Calvary Hospital announced that they have been selected among five recipients of the Hospice Foundation of America’s (HFA) first grants program. The $5,000 grant from HFA will provide critical support to Calvary’s year-round bereavement programs for school-age and teenage children, and to Camp Courageous, the Hospital’s innovative summer camp for children ages 6 through 18. The camp, which will mark its 12th session in July 2009, is open to participants of the Hospital’s children’s and teen bereavement support programs.
“In these challenging economic times, HFA is pleased to offer support to programs that are doing such vital work to support grieving young people,” said Amy Tucci, president and CEO of Hospice Foundation of America. “More than 300 organizations submitted requests for this new funding endeavor, and our grants panel was impressed by the excellent programs across the country that exist to help children and adolescents at this critical time in their lives.”
“For 20 years, Calvary’s bereavement groups have supported thousands of adults and children at a very difficult time in their lives,” said Frank A. Calamari, president and CEO. “We are grateful for HFA’s support of our efforts to help young people, many of who may have few other options in dealing with the loss of loved ones.”
In the New York metropolitan area, and especially in the Bronx and lower Westchester, Calvary has established itself as a resource for grieving families by offering free bereavement support groups for adults, children, and teens, as well as referrals for additional support as needed. Calvary support groups are available to anyone who has lost a loved one, whether or not they had a connection to the Hospital. Many are from the larger community, and have lost loved ones to illness, accident, or violence. “Precious Moments” is Calvary’s bereavement program for young children aged 6 to 11 years.
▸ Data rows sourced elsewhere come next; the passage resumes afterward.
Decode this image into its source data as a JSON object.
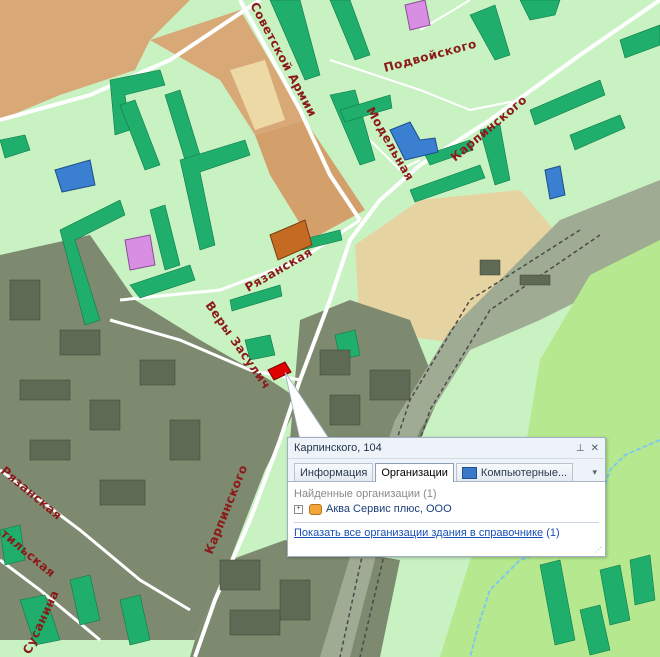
{
  "map": {
    "street_labels": {
      "sovetskoy_armii": "Советской Армии",
      "podvoiskogo": "Подвойского",
      "modelnaya": "Модельная",
      "karpinskogo_ne": "Карпинского",
      "ryazanskaya": "Рязанская",
      "vera_zasulich": "Веры Засулич",
      "karpinskogo_sw": "Карпинского",
      "ryazanskaya_w": "Рязанская",
      "tilskaya": "тильская",
      "susanina": "Сусанина"
    },
    "colors": {
      "residential": "#c9f2c3",
      "industrial": "#7d8a6f",
      "industrial_light": "#a0ab93",
      "building": "#1fae6c",
      "sand": "#e6d3a2",
      "orange": "#d9a877",
      "street_label": "#8b1a1a",
      "highlight_building": "#e00000"
    }
  },
  "popup": {
    "title": "Карпинского, 104",
    "tabs": [
      "Информация",
      "Организации",
      "Компьютерные..."
    ],
    "active_tab": "Организации",
    "found_label": "Найденные организации (1)",
    "org": "Аква Сервис плюс, ООО",
    "link": "Показать все организации здания в справочнике",
    "link_count": "(1)"
  }
}
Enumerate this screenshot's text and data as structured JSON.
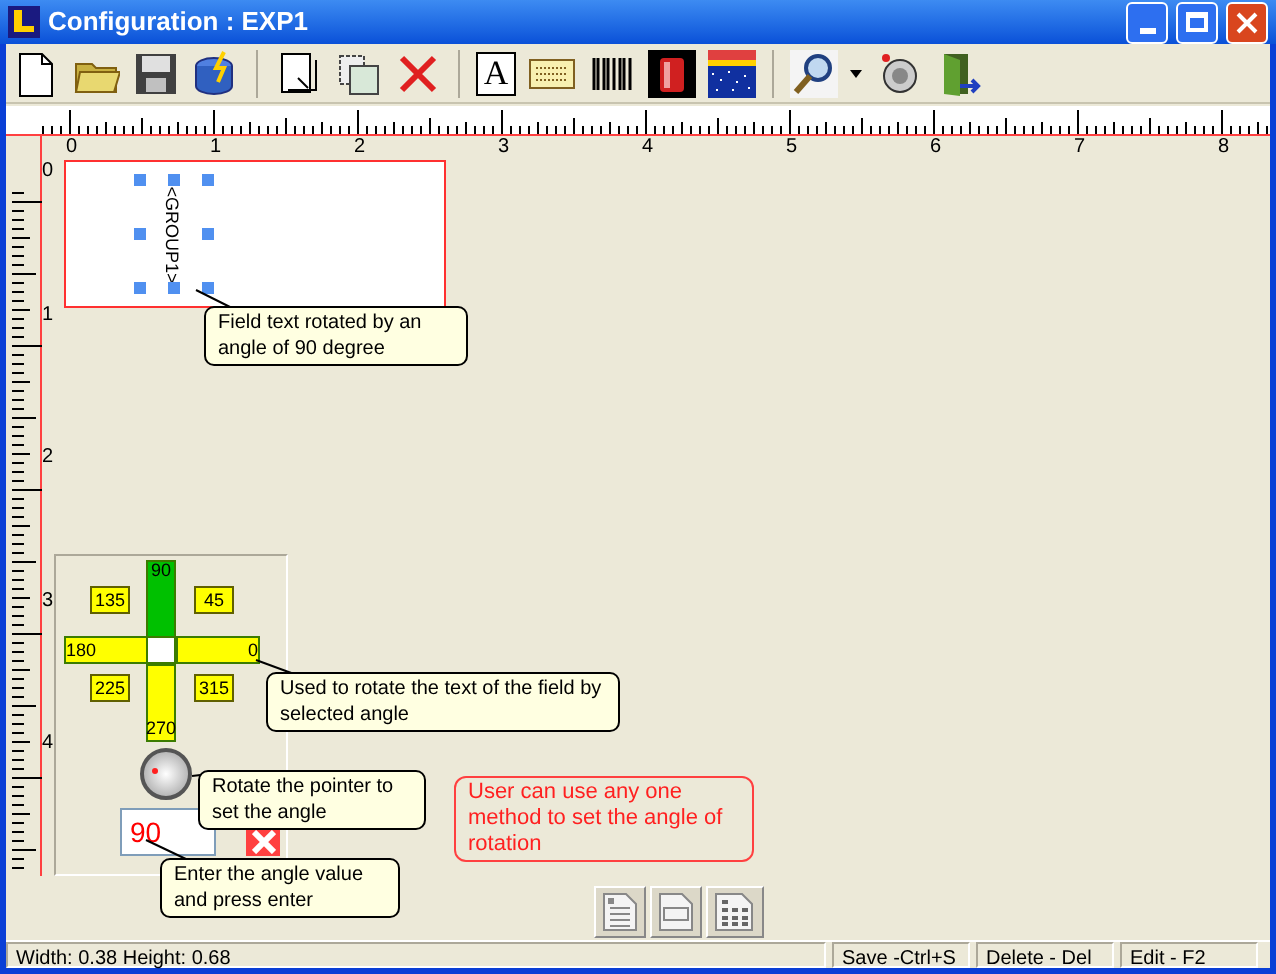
{
  "window": {
    "title": "Configuration : EXP1"
  },
  "toolbar": {
    "text_tool_glyph": "A"
  },
  "ruler": {
    "horizontal_labels": [
      "0",
      "1",
      "2",
      "3",
      "4",
      "5",
      "6",
      "7",
      "8"
    ],
    "vertical_labels": [
      "0",
      "1",
      "2",
      "3",
      "4"
    ]
  },
  "label": {
    "field_text": "<GROUP1>",
    "selected": true
  },
  "angle_arms": [
    {
      "label": "90",
      "selected": true
    },
    {
      "label": "180",
      "selected": false
    },
    {
      "label": "0",
      "selected": false
    },
    {
      "label": "270",
      "selected": false
    }
  ],
  "angle_diagonals": [
    {
      "label": "135",
      "selected": false
    },
    {
      "label": "45",
      "selected": false
    },
    {
      "label": "225",
      "selected": false
    },
    {
      "label": "315",
      "selected": false
    }
  ],
  "angle_input": {
    "value": "90"
  },
  "callouts": [
    {
      "text": "Field text rotated by an angle of 90 degree"
    },
    {
      "text": "Used to rotate the text of the field by selected angle"
    },
    {
      "text": "Rotate the pointer to set the angle"
    },
    {
      "text": "Enter the angle value and press enter"
    }
  ],
  "note": "User can use any one method to set the angle of rotation",
  "status_bar": {
    "size": "Width: 0.38 Height: 0.68",
    "shortcuts": [
      "Save -Ctrl+S",
      "Delete - Del",
      "Edit - F2"
    ]
  }
}
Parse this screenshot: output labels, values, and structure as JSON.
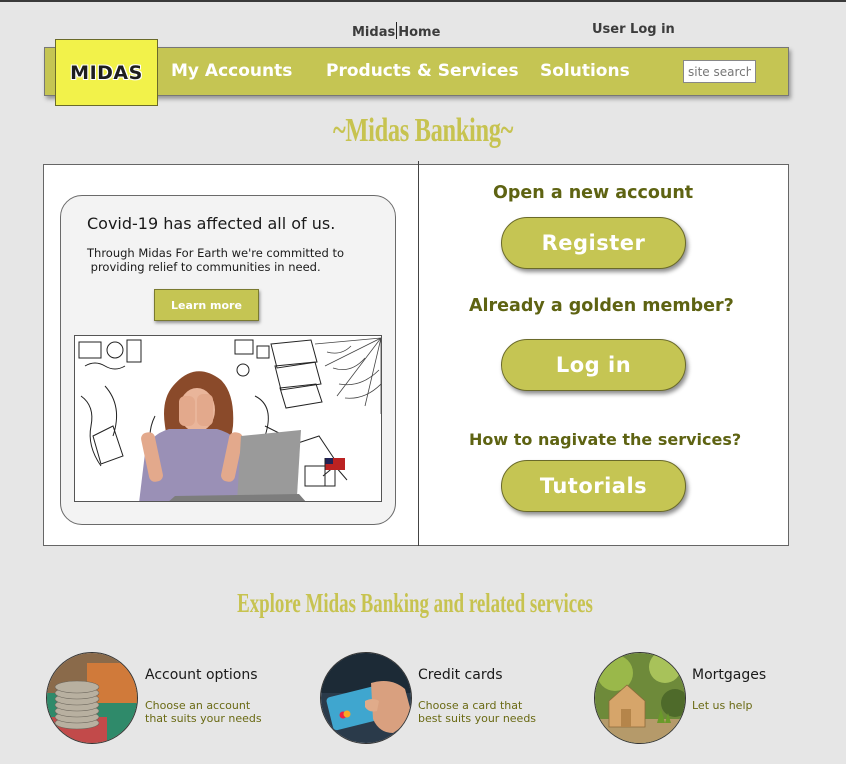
{
  "top_links": {
    "home_left": "Midas",
    "home_right": "Home",
    "user_login": "User Log in"
  },
  "logo": "MIDAS",
  "nav": {
    "items": [
      "My Accounts",
      "Products & Services",
      "Solutions"
    ],
    "search_placeholder": "site search"
  },
  "title": "~Midas Banking~",
  "covid": {
    "title": "Covid-19 has affected all of us.",
    "text_line1": "Through Midas For Earth we're committed to",
    "text_line2": " providing relief to communities in need.",
    "button": "Learn more"
  },
  "right": {
    "open_heading": "Open a new account",
    "register_label": "Register",
    "member_heading": "Already a golden member?",
    "login_label": "Log in",
    "navigate_heading": "How to nagivate the services?",
    "tutorials_label": "Tutorials"
  },
  "explore_title": "Explore Midas Banking and related services",
  "services": [
    {
      "title": "Account options",
      "line1": "Choose an account",
      "line2": "that suits your needs"
    },
    {
      "title": "Credit cards",
      "line1": "Choose a card that",
      "line2": "best suits your needs"
    },
    {
      "title": "Mortgages",
      "line1": "Let us help",
      "line2": ""
    }
  ],
  "colors": {
    "accent": "#c5c553",
    "logo_bg": "#f2f24a",
    "heading_olive": "#5e6312",
    "title_gold": "#c7c350"
  }
}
It also offers teen bereavement support for 12- to 18-year-olds. To date, Calvary’s youth bereavement support groups have helped hundreds of children come to terms with grief.